── Information provided

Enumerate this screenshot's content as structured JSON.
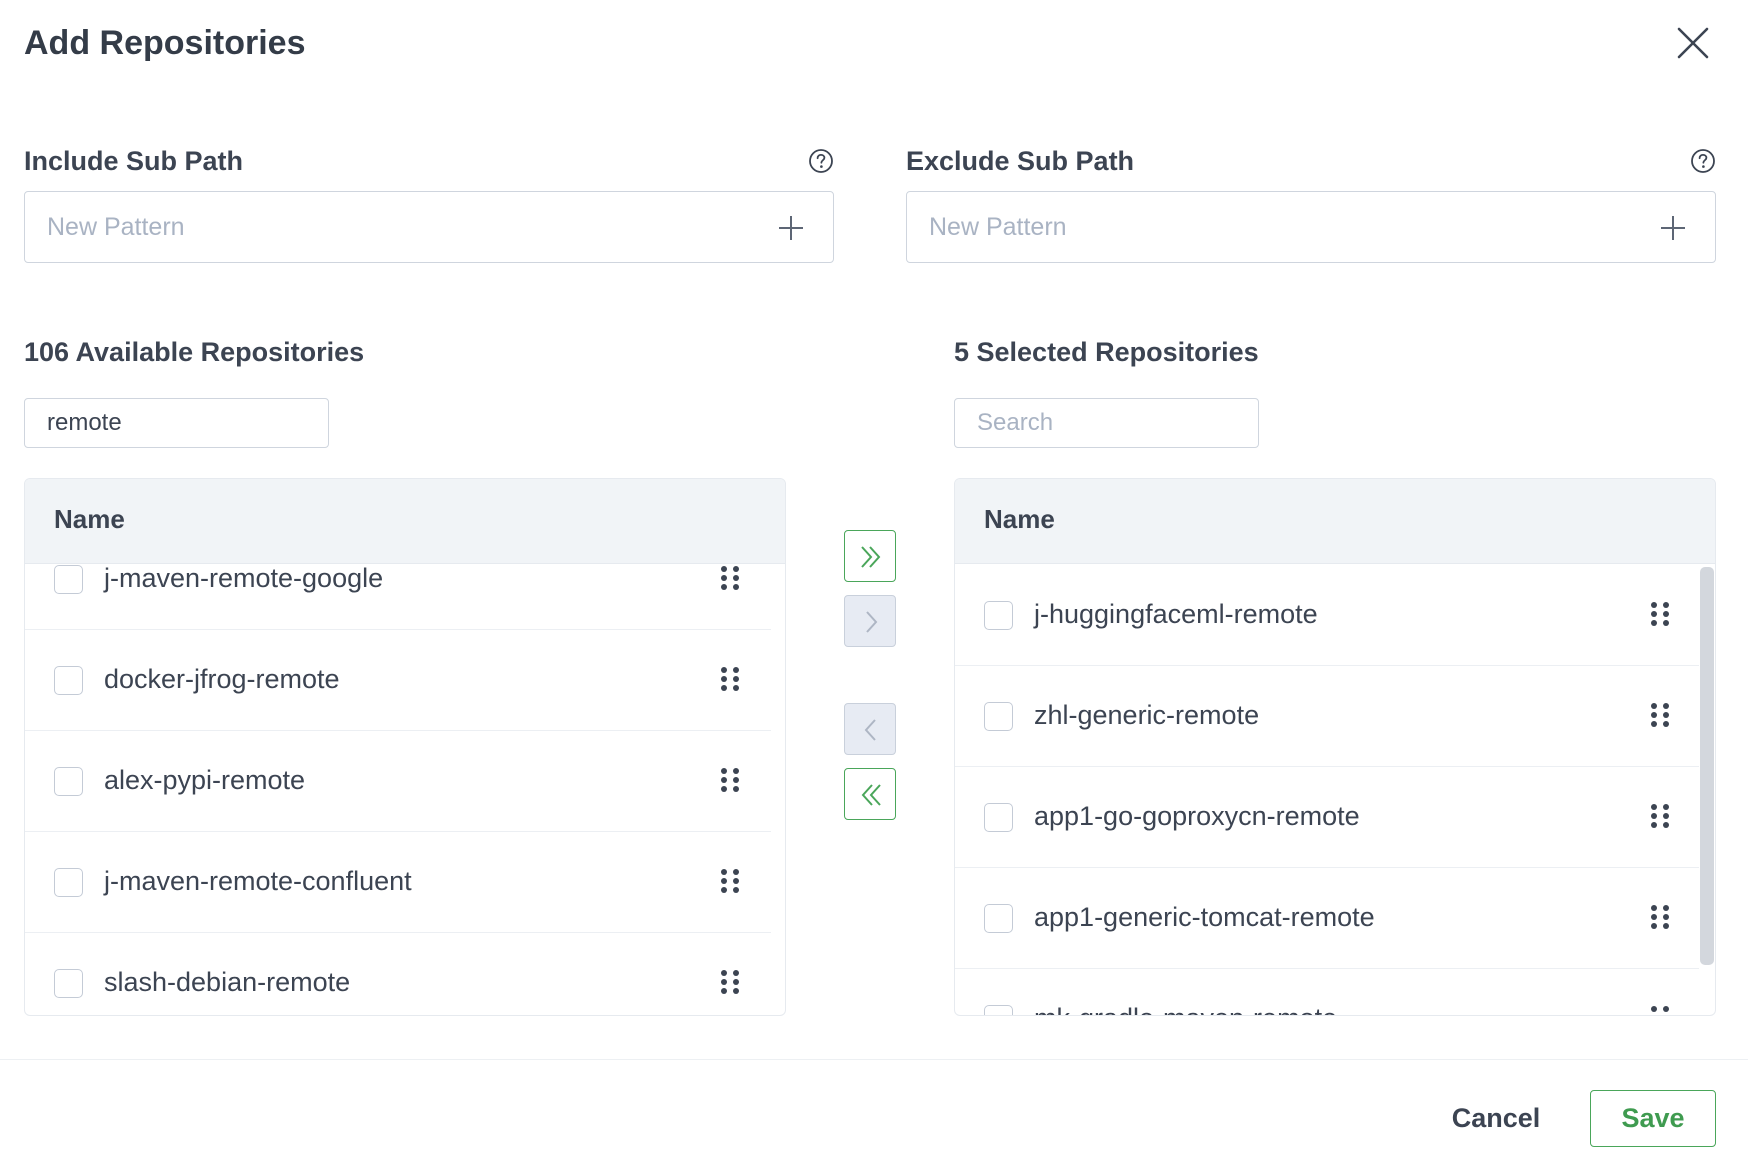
{
  "dialog": {
    "title": "Add Repositories",
    "close_icon": "close-icon"
  },
  "include_sub_path": {
    "label": "Include Sub Path",
    "placeholder": "New Pattern",
    "value": ""
  },
  "exclude_sub_path": {
    "label": "Exclude Sub Path",
    "placeholder": "New Pattern",
    "value": ""
  },
  "available": {
    "title": "106 Available Repositories",
    "search_value": "remote",
    "search_placeholder": "Search",
    "column_header": "Name",
    "items": [
      {
        "name": "j-maven-remote-google"
      },
      {
        "name": "docker-jfrog-remote"
      },
      {
        "name": "alex-pypi-remote"
      },
      {
        "name": "j-maven-remote-confluent"
      },
      {
        "name": "slash-debian-remote"
      }
    ]
  },
  "selected": {
    "title": "5 Selected Repositories",
    "search_value": "",
    "search_placeholder": "Search",
    "column_header": "Name",
    "items": [
      {
        "name": "j-huggingfaceml-remote"
      },
      {
        "name": "zhl-generic-remote"
      },
      {
        "name": "app1-go-goproxycn-remote"
      },
      {
        "name": "app1-generic-tomcat-remote"
      },
      {
        "name": "mk-gradle-maven-remote"
      }
    ]
  },
  "transfer_controls": {
    "move_all_right": "double-chevron-right-icon",
    "move_right": "chevron-right-icon",
    "move_left": "chevron-left-icon",
    "move_all_left": "double-chevron-left-icon"
  },
  "footer": {
    "cancel_label": "Cancel",
    "save_label": "Save"
  },
  "colors": {
    "accent": "#4aa65a",
    "header_bg": "#f1f4f7",
    "text": "#3c4452",
    "placeholder": "#a9b3c3"
  }
}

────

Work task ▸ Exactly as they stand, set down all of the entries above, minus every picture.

Result of this task ▸
Enumerate this screenshot's content as structured JSON.
{
  "dialog": {
    "title": "Add Repositories",
    "close_icon": "close-icon"
  },
  "include_sub_path": {
    "label": "Include Sub Path",
    "placeholder": "New Pattern",
    "value": ""
  },
  "exclude_sub_path": {
    "label": "Exclude Sub Path",
    "placeholder": "New Pattern",
    "value": ""
  },
  "available": {
    "title": "106 Available Repositories",
    "search_value": "remote",
    "search_placeholder": "Search",
    "column_header": "Name",
    "items": [
      {
        "name": "j-maven-remote-google"
      },
      {
        "name": "docker-jfrog-remote"
      },
      {
        "name": "alex-pypi-remote"
      },
      {
        "name": "j-maven-remote-confluent"
      },
      {
        "name": "slash-debian-remote"
      }
    ]
  },
  "selected": {
    "title": "5 Selected Repositories",
    "search_value": "",
    "search_placeholder": "Search",
    "column_header": "Name",
    "items": [
      {
        "name": "j-huggingfaceml-remote"
      },
      {
        "name": "zhl-generic-remote"
      },
      {
        "name": "app1-go-goproxycn-remote"
      },
      {
        "name": "app1-generic-tomcat-remote"
      },
      {
        "name": "mk-gradle-maven-remote"
      }
    ]
  },
  "transfer_controls": {
    "move_all_right": "double-chevron-right-icon",
    "move_right": "chevron-right-icon",
    "move_left": "chevron-left-icon",
    "move_all_left": "double-chevron-left-icon"
  },
  "footer": {
    "cancel_label": "Cancel",
    "save_label": "Save"
  },
  "colors": {
    "accent": "#4aa65a",
    "header_bg": "#f1f4f7",
    "text": "#3c4452",
    "placeholder": "#a9b3c3"
  }
}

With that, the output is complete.